Charles D. Fredricks, American, 1823-1894
Fredricks' Photographic Temple of Art, Broadway, New York, 1857
Image: 16 1/8 x 13 1/2 inches (40.97 x 34.29 cm)
Gift of Hallmark Cards, Inc., 2005.27.291
Location: Not on view

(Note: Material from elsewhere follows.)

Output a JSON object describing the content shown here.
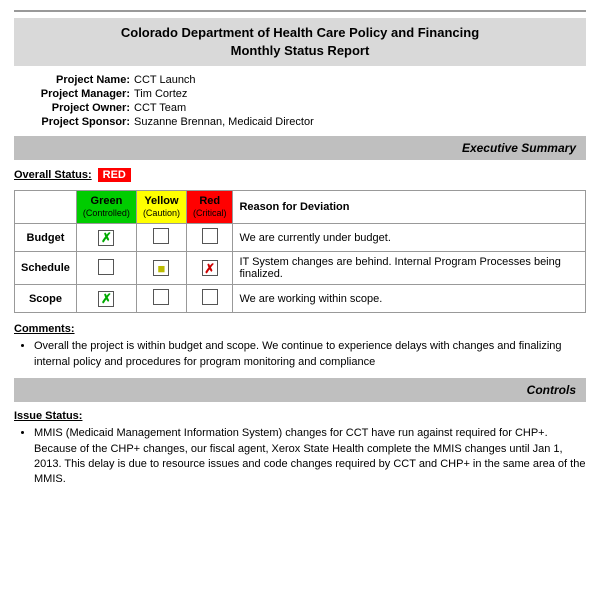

Of the many notable portrait studios in New York City in the 1850s, Charles Fredricks’s was one of the most lavish. His gallery was adorned with the giant logo "Fredricks Photographic Temple of Art," and large wooden representations of an eagle, a camera and the sun. Fredricks himself is visible in the central window on the second floor, and several of his employees are posed in other windows. The studio's entrance at street level carries an eye-catching display of framed daguerreotypes and paper prints. This remarkable print was made by a then-new process: the wet-collodion technique, which utilized a glass negative coated with an emulsion that had to be exposed and developed while damp. This work documents a time of rapid change in photography--the era of the daguerreotype was giving way to that of the glass negative and paper print.